Aim of the task – Read through the lines below for the string "user" and copy each one that has it.
● ● ● ●
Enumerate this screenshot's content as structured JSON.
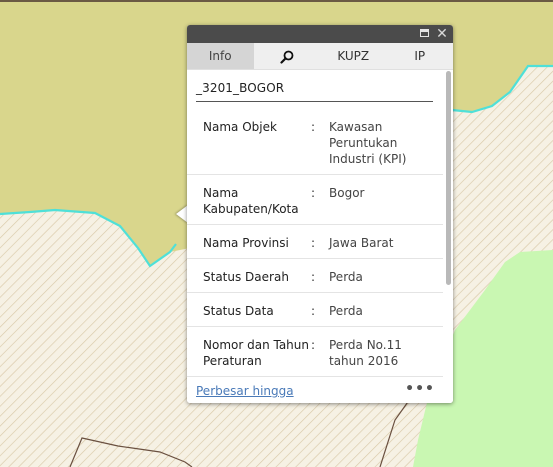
{
  "map": {
    "colors": {
      "selected_polygon_fill": "#d9d68c",
      "selected_polygon_outline": "#4fe0d8",
      "hatched_fill": "#f6f1e4",
      "hatch_line": "#d9c9a8",
      "green_zone": "#c9f7b2",
      "boundary_line": "#6a5040"
    }
  },
  "popup": {
    "maximize_icon": "maximize-icon",
    "close_icon": "close-icon",
    "tabs": [
      {
        "label": "Info",
        "active": true
      },
      {
        "label": "",
        "icon": "search-icon"
      },
      {
        "label": "KUPZ"
      },
      {
        "label": "IP"
      }
    ],
    "feature_title": "_3201_BOGOR",
    "attributes": [
      {
        "key": "Nama Objek",
        "colon": ":",
        "value": "Kawasan Peruntukan Industri (KPI)"
      },
      {
        "key": "Nama Kabupaten/Kota",
        "colon": ":",
        "value": "Bogor"
      },
      {
        "key": "Nama Provinsi",
        "colon": ":",
        "value": "Jawa Barat"
      },
      {
        "key": "Status Daerah",
        "colon": ":",
        "value": "Perda"
      },
      {
        "key": "Status Data",
        "colon": ":",
        "value": "Perda"
      },
      {
        "key": "Nomor dan Tahun Peraturan",
        "colon": ":",
        "value": "Perda No.11 tahun 2016"
      }
    ],
    "footer": {
      "zoom_link": "Perbesar hingga",
      "more": "•••"
    }
  }
}
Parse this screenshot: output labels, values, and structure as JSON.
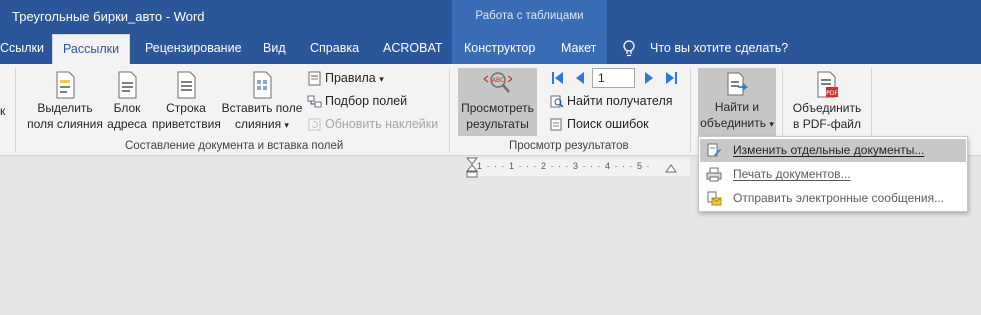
{
  "titlebar": {
    "document_title": "Треугольные бирки_авто  -  Word",
    "contextual_group": "Работа с таблицами"
  },
  "tabs": [
    {
      "label": "Ссылки",
      "active": false
    },
    {
      "label": "Рассылки",
      "active": true
    },
    {
      "label": "Рецензирование",
      "active": false
    },
    {
      "label": "Вид",
      "active": false
    },
    {
      "label": "Справка",
      "active": false
    },
    {
      "label": "ACROBAT",
      "active": false
    },
    {
      "label": "Конструктор",
      "active": false
    },
    {
      "label": "Макет",
      "active": false
    }
  ],
  "tell_me": {
    "placeholder": "Что вы хотите сделать?"
  },
  "ribbon": {
    "partial_left_label": "к",
    "compose_group": {
      "label": "Составление документа и вставка полей",
      "highlight_merge_fields": {
        "line1": "Выделить",
        "line2": "поля слияния"
      },
      "address_block": {
        "line1": "Блок",
        "line2": "адреса"
      },
      "greeting_line": {
        "line1": "Строка",
        "line2": "приветствия"
      },
      "insert_merge_field": {
        "line1": "Вставить поле",
        "line2": "слияния",
        "arrow": "▾"
      },
      "rules": {
        "label": "Правила",
        "arrow": "▾"
      },
      "match_fields": "Подбор полей",
      "update_labels": "Обновить наклейки"
    },
    "preview_group": {
      "label": "Просмотр результатов",
      "preview_results": {
        "line1": "Просмотреть",
        "line2": "результаты"
      },
      "record_number": "1",
      "find_recipient": "Найти получателя",
      "check_errors": "Поиск ошибок"
    },
    "finish_group": {
      "finish_merge": {
        "line1": "Найти и",
        "line2": "объединить",
        "arrow": "▾"
      }
    },
    "acrobat_group": {
      "merge_pdf": {
        "line1": "Объединить",
        "line2": "в PDF-файл"
      }
    }
  },
  "ruler": {
    "ticks": "1 · · · 1 · · · 2 · · · 3 · · · 4 · · · 5 ·"
  },
  "dropdown": {
    "items": [
      {
        "label": "Изменить отдельные документы...",
        "icon": "edit-documents-icon"
      },
      {
        "label": "Печать документов...",
        "icon": "print-documents-icon"
      },
      {
        "label": "Отправить электронные сообщения...",
        "icon": "send-email-icon"
      }
    ]
  },
  "colors": {
    "title_blue": "#2b579a",
    "contextual_blue": "#3a6cb6",
    "ribbon_bg": "#f3f3f3",
    "pressed_gray": "#c6c6c6",
    "canvas_gray": "#e6e6e6"
  }
}
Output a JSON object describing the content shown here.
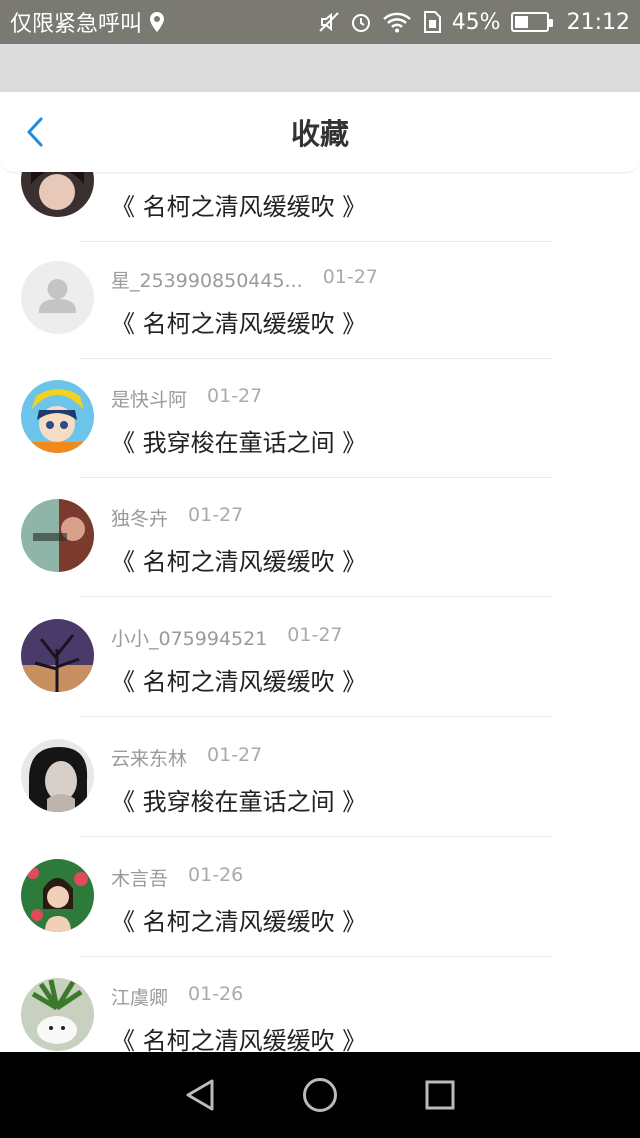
{
  "status_bar": {
    "carrier": "仅限紧急呼叫",
    "battery_percent": "45%",
    "battery_level": 0.45,
    "time": "21:12",
    "icons": [
      "location-icon",
      "mute-icon",
      "alarm-icon",
      "wifi-icon",
      "sim-icon",
      "battery-icon"
    ]
  },
  "header": {
    "title": "收藏",
    "back_icon": "chevron-left-icon",
    "accent": "#1a8be0"
  },
  "items": [
    {
      "user": "",
      "date": "",
      "book": "《 名柯之清风缓缓吹 》"
    },
    {
      "user": "星_253990850445...",
      "date": "01-27",
      "book": "《 名柯之清风缓缓吹 》"
    },
    {
      "user": "是快斗阿",
      "date": "01-27",
      "book": "《 我穿梭在童话之间 》"
    },
    {
      "user": "独冬卉",
      "date": "01-27",
      "book": "《 名柯之清风缓缓吹 》"
    },
    {
      "user": "小小_075994521",
      "date": "01-27",
      "book": "《 名柯之清风缓缓吹 》"
    },
    {
      "user": "云来东林",
      "date": "01-27",
      "book": "《 我穿梭在童话之间 》"
    },
    {
      "user": "木言吾",
      "date": "01-26",
      "book": "《 名柯之清风缓缓吹 》"
    },
    {
      "user": "江虞卿",
      "date": "01-26",
      "book": "《 名柯之清风缓缓吹 》"
    }
  ],
  "nav": {
    "back": "triangle-back-icon",
    "home": "circle-home-icon",
    "recents": "square-recents-icon"
  }
}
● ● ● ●
Your solution –
      "user": "",
      "user": "星_253990850445...",
      "user": "是快斗阿",
      "user": "独冬卉",
      "user": "小小_075994521",
      "user": "云来东林",
      "user": "木言吾",
      "user": "江虞卿",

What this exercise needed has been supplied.